by Joann Shin
(KHNL) The call goes out. On this day, Scott Gordon is the rescue swimmer on duty.
"When you're getting ready to go out, there's always a moment of anxiety, you don't know what you're getting into," explained Gordon.
Gordon isn't taking a leap of faith. He knows exactly what he's doing.
He said, "We're out there to save someone."
On this day, Gordon is training, but he treats every exercise like it's the real deal.
"The training is important if you didn't get proper training before you go out, someone's life may be on the line."
A rescue swimmer has the support team of a pilot, co pilot and flight mechanic, but the moment he leaves this chopper he is pretty much on his own.
"You have to have good leadership skills, you have to take charge of situation, you have to be very calm in a crisis."
It's critical a rescue swimmer is physically fit and mentally tough.
"It's pushing yourself beyond your limits in what you can do."
Gordon is a husband, a father of three and a 13 year veteran. He's been part of some high profile rescues. On July 30, 2002, a kayaker was missing at sea 120 miles southwest of the island of Hawaii.
"We were wondering if we were ever going to find him."
Finally search teams find John Stockton.
"It was just an absolute miracle that i was found that far out," said Stockton in July of 2002.
Gordon is the first to get to him.
"Man am I glad to see you. Those were his exact words," recounted Gordon.

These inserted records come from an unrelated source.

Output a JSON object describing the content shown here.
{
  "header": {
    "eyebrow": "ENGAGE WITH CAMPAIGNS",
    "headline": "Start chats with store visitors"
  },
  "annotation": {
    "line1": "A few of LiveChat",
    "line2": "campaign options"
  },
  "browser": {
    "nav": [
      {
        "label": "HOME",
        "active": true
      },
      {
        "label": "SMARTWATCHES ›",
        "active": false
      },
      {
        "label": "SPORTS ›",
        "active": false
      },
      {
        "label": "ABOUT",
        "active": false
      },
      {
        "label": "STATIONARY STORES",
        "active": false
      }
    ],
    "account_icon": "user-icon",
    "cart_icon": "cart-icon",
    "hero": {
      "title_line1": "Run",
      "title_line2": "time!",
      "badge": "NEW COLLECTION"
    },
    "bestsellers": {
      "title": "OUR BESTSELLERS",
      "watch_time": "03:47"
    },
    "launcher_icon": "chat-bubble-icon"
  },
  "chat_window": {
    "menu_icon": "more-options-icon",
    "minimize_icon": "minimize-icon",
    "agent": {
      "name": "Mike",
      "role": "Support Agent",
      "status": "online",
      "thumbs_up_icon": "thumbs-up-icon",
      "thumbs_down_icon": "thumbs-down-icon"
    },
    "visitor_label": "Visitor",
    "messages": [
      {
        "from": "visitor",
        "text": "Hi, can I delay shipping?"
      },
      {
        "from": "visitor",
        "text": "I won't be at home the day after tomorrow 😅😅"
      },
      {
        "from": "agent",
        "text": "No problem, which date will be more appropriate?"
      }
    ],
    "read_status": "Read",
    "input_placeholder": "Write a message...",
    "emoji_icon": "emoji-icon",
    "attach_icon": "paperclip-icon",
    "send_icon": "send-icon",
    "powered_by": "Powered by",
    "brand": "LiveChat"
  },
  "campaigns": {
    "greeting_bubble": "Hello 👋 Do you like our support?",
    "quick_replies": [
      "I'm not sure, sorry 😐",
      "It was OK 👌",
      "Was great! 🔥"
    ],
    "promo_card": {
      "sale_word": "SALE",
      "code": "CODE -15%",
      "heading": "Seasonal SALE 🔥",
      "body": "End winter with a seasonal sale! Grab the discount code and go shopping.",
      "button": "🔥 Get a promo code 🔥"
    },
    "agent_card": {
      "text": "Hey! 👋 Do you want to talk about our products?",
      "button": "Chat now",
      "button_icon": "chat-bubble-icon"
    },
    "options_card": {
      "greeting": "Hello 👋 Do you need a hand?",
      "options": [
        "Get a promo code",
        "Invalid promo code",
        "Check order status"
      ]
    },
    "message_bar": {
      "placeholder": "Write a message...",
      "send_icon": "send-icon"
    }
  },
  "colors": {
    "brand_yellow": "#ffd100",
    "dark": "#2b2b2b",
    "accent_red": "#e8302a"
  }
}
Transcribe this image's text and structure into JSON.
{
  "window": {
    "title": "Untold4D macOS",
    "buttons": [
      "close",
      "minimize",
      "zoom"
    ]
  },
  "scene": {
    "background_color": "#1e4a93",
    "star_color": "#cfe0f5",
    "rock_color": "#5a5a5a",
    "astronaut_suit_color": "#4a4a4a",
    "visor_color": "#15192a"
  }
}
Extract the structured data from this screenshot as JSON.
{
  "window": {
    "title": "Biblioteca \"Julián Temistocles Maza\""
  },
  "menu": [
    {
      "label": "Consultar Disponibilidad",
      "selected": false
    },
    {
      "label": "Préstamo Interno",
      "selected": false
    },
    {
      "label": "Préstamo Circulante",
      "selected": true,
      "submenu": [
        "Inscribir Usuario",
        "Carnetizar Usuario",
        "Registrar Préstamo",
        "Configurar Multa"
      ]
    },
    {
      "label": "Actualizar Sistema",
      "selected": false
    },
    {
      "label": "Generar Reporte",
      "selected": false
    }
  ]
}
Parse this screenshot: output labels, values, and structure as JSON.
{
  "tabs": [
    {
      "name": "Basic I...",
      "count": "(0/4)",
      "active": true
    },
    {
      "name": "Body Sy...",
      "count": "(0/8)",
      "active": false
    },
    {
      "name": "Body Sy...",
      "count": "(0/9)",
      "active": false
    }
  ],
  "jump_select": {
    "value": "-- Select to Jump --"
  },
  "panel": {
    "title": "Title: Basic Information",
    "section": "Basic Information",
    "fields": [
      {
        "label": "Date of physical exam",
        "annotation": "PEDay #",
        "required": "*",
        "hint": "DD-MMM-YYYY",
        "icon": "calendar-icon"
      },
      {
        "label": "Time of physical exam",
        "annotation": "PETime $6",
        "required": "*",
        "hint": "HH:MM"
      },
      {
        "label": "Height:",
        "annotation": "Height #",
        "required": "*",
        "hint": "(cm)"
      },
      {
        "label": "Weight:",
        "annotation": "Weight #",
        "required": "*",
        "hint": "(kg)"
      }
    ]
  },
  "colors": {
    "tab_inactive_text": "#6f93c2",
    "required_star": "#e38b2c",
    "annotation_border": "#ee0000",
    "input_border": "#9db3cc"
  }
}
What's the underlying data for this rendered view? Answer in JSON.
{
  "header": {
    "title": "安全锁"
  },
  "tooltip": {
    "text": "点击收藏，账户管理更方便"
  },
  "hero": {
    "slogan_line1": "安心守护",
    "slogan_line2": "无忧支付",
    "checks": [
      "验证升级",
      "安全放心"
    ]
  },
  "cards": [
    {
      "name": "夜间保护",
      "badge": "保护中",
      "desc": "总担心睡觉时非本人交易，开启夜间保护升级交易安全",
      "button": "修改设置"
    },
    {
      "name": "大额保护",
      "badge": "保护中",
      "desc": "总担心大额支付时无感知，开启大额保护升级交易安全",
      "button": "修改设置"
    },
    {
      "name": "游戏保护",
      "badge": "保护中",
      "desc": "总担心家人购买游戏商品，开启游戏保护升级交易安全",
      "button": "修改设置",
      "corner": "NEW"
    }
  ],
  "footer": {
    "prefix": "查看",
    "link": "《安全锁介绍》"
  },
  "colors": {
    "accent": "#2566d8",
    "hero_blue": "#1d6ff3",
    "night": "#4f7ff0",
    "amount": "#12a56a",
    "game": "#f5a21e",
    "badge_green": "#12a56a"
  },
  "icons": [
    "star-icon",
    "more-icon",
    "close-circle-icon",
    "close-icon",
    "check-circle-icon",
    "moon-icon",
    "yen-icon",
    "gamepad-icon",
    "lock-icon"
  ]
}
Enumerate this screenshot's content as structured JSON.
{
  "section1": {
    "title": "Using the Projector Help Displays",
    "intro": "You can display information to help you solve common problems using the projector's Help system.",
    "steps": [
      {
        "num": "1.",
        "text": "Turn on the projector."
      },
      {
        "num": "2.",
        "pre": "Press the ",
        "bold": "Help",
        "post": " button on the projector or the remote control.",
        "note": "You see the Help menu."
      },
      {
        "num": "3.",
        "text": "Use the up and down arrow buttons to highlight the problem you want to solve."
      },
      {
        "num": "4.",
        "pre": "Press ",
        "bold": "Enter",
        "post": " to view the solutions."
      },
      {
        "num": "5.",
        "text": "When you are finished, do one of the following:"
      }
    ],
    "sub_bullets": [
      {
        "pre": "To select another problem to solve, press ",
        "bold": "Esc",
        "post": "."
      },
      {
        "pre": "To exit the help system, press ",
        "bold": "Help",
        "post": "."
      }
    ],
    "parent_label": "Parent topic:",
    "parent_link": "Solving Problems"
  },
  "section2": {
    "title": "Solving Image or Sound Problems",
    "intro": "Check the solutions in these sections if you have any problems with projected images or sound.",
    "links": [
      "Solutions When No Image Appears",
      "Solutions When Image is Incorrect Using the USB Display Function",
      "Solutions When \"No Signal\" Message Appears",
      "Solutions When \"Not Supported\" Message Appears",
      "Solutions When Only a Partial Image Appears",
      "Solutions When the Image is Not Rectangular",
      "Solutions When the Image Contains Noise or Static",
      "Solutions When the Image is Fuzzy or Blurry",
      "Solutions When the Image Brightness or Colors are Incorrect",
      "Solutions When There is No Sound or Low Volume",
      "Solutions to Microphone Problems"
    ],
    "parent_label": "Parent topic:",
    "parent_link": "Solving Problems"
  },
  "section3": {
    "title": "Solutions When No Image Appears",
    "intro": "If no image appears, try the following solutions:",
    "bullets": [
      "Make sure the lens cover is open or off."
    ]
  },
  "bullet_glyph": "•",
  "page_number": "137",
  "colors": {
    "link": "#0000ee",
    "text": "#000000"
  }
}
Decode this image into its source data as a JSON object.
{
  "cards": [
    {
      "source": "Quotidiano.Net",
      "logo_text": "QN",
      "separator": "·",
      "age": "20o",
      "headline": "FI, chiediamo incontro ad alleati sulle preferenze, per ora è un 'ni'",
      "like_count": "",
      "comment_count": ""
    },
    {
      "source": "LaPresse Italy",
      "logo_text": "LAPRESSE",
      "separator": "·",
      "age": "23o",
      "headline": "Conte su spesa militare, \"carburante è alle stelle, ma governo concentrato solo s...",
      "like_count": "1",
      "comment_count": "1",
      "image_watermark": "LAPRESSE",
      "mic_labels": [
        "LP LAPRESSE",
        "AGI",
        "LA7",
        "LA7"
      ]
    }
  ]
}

On November 16, 2003 a small plane goes down after it has engine failure 94 miles north of Maui. The pilot is retired Coast Guard.
Gordon explained, "When we showed up on scene, we weren't sure if he was even alive or not."
But William Swears is alive.
"The spotlight on the helicopter, you can see the plane broken in pieces and him hanging them," said Gordon.
Not all emergencies have happy endings.
Gordon said "It was one of the most emotional cases, I've been on."
July 17th, 1996-- Long Island, New York. Gordon, stationed in Brooklyn gets the call. TWA flight 800, a boeing 747 explodes shortly after take-off.
"That was so surreal, to see over 100 people in the water dead."
All 230 on board are killed.
"The next day, I had the hardest time taking it all in," he said.
But Gordon has to move forward, because this is his job.